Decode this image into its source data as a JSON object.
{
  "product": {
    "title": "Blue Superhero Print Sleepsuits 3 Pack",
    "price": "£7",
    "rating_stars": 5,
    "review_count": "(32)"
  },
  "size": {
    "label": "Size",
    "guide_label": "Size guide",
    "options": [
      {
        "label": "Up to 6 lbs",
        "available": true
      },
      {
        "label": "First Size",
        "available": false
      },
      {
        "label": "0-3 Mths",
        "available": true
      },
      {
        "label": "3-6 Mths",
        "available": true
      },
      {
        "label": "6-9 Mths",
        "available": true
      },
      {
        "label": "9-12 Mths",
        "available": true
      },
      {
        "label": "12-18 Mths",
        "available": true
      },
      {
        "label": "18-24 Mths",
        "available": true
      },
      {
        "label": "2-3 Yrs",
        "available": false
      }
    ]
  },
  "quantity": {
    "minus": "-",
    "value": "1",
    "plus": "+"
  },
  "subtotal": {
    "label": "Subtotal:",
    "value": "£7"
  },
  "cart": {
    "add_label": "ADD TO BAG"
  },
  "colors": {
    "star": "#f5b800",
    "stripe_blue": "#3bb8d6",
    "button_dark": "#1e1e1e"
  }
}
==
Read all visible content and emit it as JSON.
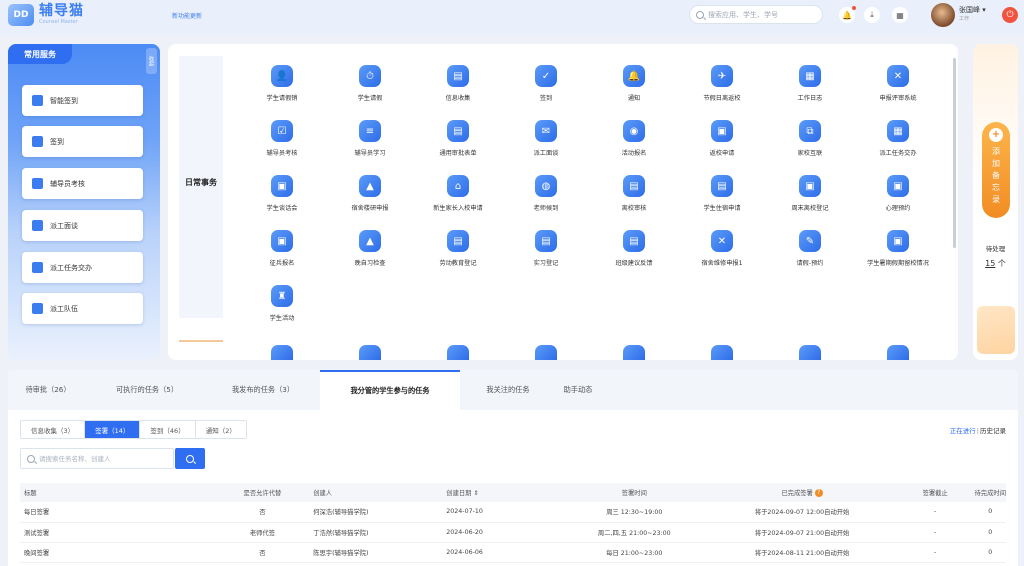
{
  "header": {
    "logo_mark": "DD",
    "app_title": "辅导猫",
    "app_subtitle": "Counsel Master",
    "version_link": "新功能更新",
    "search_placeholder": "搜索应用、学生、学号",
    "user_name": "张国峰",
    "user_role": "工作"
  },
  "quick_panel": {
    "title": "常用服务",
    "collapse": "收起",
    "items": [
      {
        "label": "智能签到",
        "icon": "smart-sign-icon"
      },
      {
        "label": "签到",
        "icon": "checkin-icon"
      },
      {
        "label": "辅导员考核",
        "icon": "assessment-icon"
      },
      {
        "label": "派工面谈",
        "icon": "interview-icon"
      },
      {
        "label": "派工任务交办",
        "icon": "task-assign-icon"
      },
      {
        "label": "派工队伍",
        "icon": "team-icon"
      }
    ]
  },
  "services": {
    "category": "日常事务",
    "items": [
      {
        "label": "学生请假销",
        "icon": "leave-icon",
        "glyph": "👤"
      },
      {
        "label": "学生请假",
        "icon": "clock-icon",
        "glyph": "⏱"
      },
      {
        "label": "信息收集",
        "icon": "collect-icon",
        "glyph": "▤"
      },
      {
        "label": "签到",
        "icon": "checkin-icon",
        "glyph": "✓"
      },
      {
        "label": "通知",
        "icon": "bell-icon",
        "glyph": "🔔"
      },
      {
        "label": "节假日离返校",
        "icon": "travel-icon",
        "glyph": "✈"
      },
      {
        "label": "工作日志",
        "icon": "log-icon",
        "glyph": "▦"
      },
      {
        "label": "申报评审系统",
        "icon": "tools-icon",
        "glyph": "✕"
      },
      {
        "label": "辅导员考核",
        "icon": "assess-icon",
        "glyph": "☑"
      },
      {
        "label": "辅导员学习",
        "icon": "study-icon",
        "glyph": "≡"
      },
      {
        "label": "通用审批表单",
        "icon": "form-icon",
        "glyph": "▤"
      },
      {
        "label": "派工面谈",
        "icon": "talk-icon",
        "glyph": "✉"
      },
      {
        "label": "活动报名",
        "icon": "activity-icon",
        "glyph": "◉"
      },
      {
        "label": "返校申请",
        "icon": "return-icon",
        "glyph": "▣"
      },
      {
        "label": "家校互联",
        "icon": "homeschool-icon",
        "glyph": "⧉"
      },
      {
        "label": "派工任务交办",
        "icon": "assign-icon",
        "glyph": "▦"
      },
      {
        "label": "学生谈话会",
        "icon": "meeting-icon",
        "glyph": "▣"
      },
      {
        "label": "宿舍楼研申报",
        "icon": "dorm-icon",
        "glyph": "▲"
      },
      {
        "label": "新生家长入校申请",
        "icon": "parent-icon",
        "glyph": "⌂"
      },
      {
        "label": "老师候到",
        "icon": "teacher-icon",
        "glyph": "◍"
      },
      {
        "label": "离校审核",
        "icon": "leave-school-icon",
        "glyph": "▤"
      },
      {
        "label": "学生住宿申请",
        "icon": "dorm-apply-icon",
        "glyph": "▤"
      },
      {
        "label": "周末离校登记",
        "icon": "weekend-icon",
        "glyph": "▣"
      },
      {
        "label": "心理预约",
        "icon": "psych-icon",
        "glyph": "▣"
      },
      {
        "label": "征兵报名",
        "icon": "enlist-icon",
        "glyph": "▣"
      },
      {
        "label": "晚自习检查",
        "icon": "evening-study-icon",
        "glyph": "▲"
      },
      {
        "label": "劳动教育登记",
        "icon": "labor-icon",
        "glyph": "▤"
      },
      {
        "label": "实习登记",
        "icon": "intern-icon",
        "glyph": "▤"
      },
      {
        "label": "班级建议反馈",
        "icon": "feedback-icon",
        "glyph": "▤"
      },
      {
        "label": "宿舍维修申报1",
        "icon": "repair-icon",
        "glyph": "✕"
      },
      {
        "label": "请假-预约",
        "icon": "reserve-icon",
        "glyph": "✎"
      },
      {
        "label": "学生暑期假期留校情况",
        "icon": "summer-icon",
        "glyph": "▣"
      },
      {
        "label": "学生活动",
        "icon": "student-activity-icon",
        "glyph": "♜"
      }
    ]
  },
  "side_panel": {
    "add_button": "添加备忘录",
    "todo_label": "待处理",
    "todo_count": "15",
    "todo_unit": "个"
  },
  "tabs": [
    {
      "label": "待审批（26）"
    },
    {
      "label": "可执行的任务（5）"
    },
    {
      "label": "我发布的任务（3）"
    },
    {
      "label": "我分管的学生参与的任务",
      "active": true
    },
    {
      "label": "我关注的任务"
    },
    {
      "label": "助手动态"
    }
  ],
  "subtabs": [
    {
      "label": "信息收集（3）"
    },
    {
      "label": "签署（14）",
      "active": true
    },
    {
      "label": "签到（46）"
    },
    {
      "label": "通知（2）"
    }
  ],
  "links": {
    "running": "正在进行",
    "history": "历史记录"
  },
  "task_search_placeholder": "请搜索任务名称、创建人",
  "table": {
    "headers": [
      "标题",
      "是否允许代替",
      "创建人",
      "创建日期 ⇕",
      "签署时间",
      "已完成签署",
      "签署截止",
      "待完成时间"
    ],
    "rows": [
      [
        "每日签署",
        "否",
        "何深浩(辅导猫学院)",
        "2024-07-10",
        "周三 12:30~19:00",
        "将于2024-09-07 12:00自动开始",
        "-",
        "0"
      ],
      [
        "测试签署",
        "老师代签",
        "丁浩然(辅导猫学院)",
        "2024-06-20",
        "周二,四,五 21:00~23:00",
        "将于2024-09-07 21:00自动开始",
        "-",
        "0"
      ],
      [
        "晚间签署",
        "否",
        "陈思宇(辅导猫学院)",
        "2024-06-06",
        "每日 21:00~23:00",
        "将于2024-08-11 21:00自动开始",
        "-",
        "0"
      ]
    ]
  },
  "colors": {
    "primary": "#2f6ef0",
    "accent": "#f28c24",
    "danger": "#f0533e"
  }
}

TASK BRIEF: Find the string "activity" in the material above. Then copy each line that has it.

RESULT OF THE TASK:
        "icon": "activity-icon",
        "icon": "student-activity-icon",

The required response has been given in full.